Armature Bar †Replacement



P.A. Fiebiger. Inc. was asked to prepare prototype pieces for replacement armature elements in the Statue of Liberty. The treatments and recommendation outlined below are meant only as suggestions based on our present understanding of the problem.†

Four pieces of mild steel were hand forged to specific configurations. based on patterns provided by the Committee. Stresses that developed in working the steel were relieved by annealing. Select pieces were drilled. tapped, chamfered, and micro-blasted by sand (1/4 grade) and aluminum oxide. These steps were intended to duplicate the kinds of operations that would be carried out on actual armature and support elements used in the Statue of Liberty.†


The electro-plating of iron is a standard technique for protection against corrosion under exposure to a hostile environment. Iron electroplated with successive layers of copper and a tin-nickel alloy represent a state of the art treatment. It has been well documented in extensive tests carried out by the Tin Institute and others, and is accepted as a standard technique for corrosion prevention in many industrial applications.†

The principle of the treatment is based on the noncorrosive nature of the tin-nickel alloy. Iron itself is readily susceptible to oxidation. and converts to an iron oxide (rust). A tin-nickel alloy will remain stable in corrosive environments such as the conditions anticipated in the Statue of Liberty. If the iron is plated with a tinnickel alloy, the outer skin will protect the iron. However, in the event of any micro-porosity or mechanical damage to the tin-nickel, the iron would rapidly corrode at those points, especially in the presence of the more noble tinnickel alloy. The purpose of the copper inter-layer is to prevent the chance of such corrosion. A thick. ductile layer of copper effectively plugs up any micro-porosity. pre-†

venting migration of water to the iron substrate. It also provides protection against mechanical abrasion of the tinnickel. In terms of electrolytic corrosive activity, both the tin-nickel and iron will be sacrificed in preference to the more noble copper metal. Since the tin-nickel alloy is stable. it prevents the copper from changing its electrical state and protects the copper. The iron is totally covered with copper and is effectively sealed from oxygen and cannot convert to rust. This, in brief. explains the long term stability of the iron, copper, tin-nickel system. It protects the steel from corroding. without altering the mechanical properties of the steel in terms of its elasticity. flex~ etc.†

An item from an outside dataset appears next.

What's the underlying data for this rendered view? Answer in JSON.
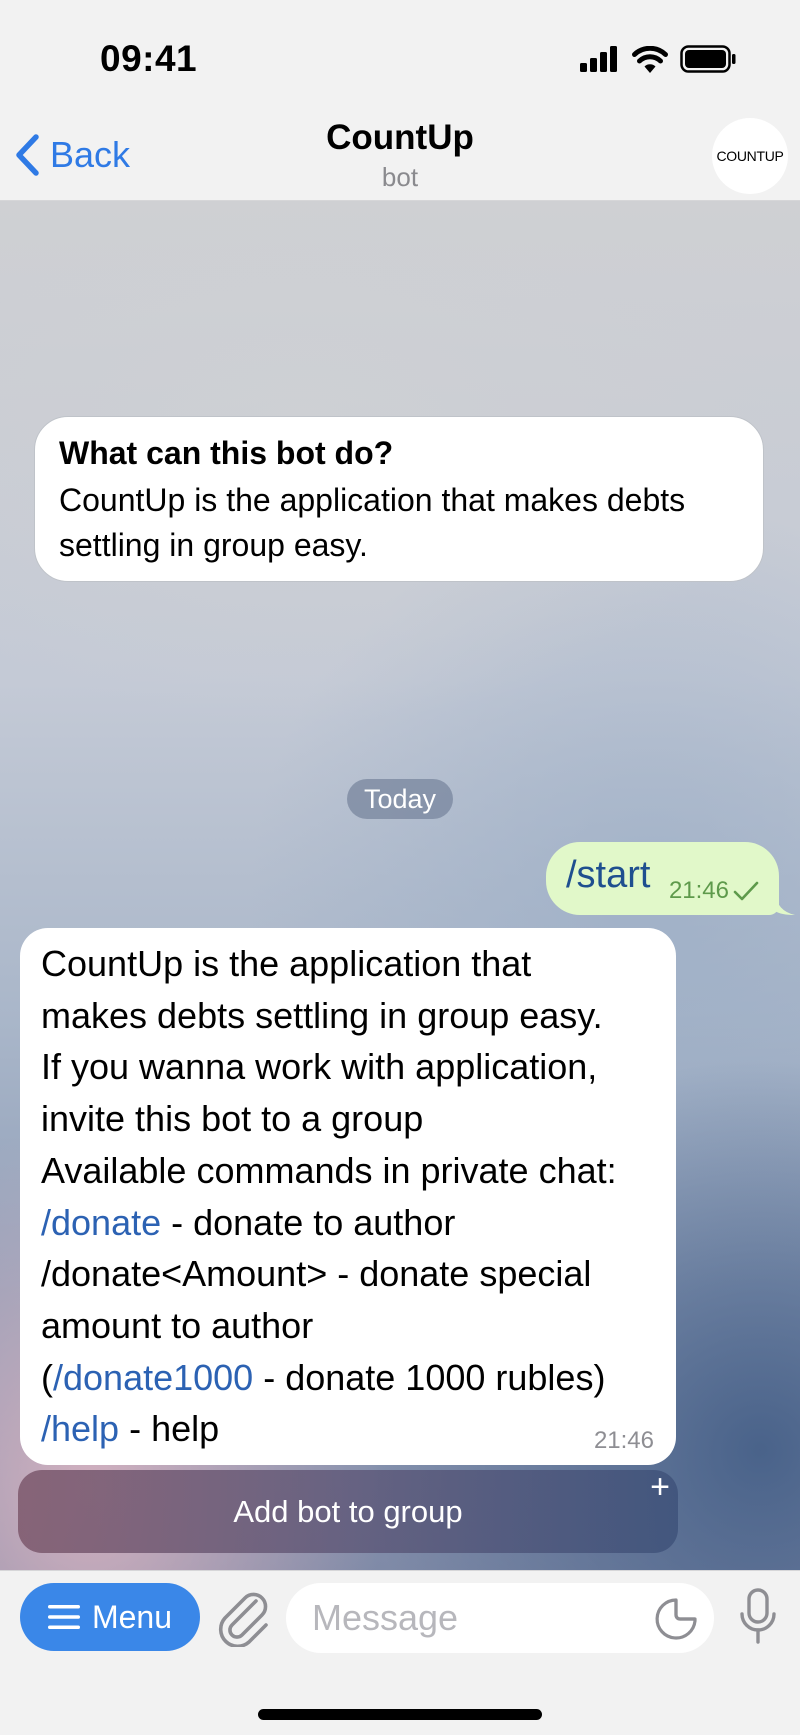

The four pieces were first plated with a thick layer of copper. This assures complete coverage of the steel surface. Also, it provides some ductility to the protective skin as the steel goes through the dimensional changes and deformations anticipated at the Statue of Liberty. The second layer is a tin-nickel alloy, which acts as the noncorrosive skin. as explained above.†

A final layer of copper is plated on top of the tin-nickel alloy. The purpose of this skin is to protect the copper plates in the event of contact with an armature element. An exposed tin-nickel surface might accelerate corrosion of a copper surface with which it is in contact. By plating with a final layer of copper, all points of contact between the copper plates and the armature elements are in the most compatible and least corrosive states, since no dissimilar metals are present. Only copper is in contact †with copper.†

If another metal (ie: Ferralium) is used in place of iron, there may be concern for the long term characteristics of this metal while in contact with copper. Further consideration must be given to its relationship with other metal elements, i.e. mechanical fasteners. The necessary equilibrium can be assured via electo-plating the Ferralium with copper.†


It is recommended that an inter-layer of Indium, either in sheet or plated on the surface, be used between all bolts and overlapping sections of metal. Indium has a large inherent plastic flow under compression. even at the temperature conditions anticipated at the Statue of Liberty. As such, it will tend to fill all voids and afford complete coverage between the two surfaces in which it is applied. Even as the metal sections move. and the bolts expand and contract in place, the Indium will continue to 'flow' under compression. filling all voids. It assures intimate contact between surfaces at all times. Indium is an excellent oxygen scavenger. In this capacity, it will preferentially take up any oxygen in preference to the other metals present, thus preventing corrosion of the copper in which it is in contact.†

Because of the cold flow and oxygen scavenging properties of Indium. it will afford protection at those points most susceptible to corrosion. Without Induim. exposed copper surfaces will convert to copper sulfate and iron to rust. The constant expansion and contraction of the metal support pieces and bolts will create voids which, if not filled. will permit corrosion at these points. Indium acts to fill these voids. As a double protection. it will scavenge any oxygen that is present in preference to the other metals present.†

January 13. 1984 Submitted by:†

Steven Weintraub, Associate Conservator. Objects Conservation, The Metropolitan Museum of Art, New York. NY.†

Richard Smith, President, †Group Research, Inc. New York, †NY